# AVAILABLE DATA:
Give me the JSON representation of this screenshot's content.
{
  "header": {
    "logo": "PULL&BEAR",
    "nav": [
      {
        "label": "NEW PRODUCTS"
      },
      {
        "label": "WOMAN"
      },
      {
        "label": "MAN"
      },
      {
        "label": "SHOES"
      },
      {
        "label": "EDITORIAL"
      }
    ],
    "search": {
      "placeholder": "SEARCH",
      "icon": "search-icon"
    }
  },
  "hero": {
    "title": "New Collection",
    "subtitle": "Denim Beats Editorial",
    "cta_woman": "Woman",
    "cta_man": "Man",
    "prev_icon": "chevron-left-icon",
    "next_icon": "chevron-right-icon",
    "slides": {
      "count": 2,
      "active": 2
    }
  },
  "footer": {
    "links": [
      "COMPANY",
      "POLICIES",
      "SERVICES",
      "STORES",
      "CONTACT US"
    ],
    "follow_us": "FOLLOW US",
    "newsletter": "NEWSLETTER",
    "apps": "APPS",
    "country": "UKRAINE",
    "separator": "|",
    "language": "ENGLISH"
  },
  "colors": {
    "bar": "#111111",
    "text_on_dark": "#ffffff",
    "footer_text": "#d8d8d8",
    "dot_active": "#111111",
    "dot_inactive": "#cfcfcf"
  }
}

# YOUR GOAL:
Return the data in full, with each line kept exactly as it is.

# RESPONSE TO THIS TASK:
Give me the JSON representation of this screenshot's content.
{
  "header": {
    "logo": "PULL&BEAR",
    "nav": [
      {
        "label": "NEW PRODUCTS"
      },
      {
        "label": "WOMAN"
      },
      {
        "label": "MAN"
      },
      {
        "label": "SHOES"
      },
      {
        "label": "EDITORIAL"
      }
    ],
    "search": {
      "placeholder": "SEARCH",
      "icon": "search-icon"
    }
  },
  "hero": {
    "title": "New Collection",
    "subtitle": "Denim Beats Editorial",
    "cta_woman": "Woman",
    "cta_man": "Man",
    "prev_icon": "chevron-left-icon",
    "next_icon": "chevron-right-icon",
    "slides": {
      "count": 2,
      "active": 2
    }
  },
  "footer": {
    "links": [
      "COMPANY",
      "POLICIES",
      "SERVICES",
      "STORES",
      "CONTACT US"
    ],
    "follow_us": "FOLLOW US",
    "newsletter": "NEWSLETTER",
    "apps": "APPS",
    "country": "UKRAINE",
    "separator": "|",
    "language": "ENGLISH"
  },
  "colors": {
    "bar": "#111111",
    "text_on_dark": "#ffffff",
    "footer_text": "#d8d8d8",
    "dot_active": "#111111",
    "dot_inactive": "#cfcfcf"
  }
}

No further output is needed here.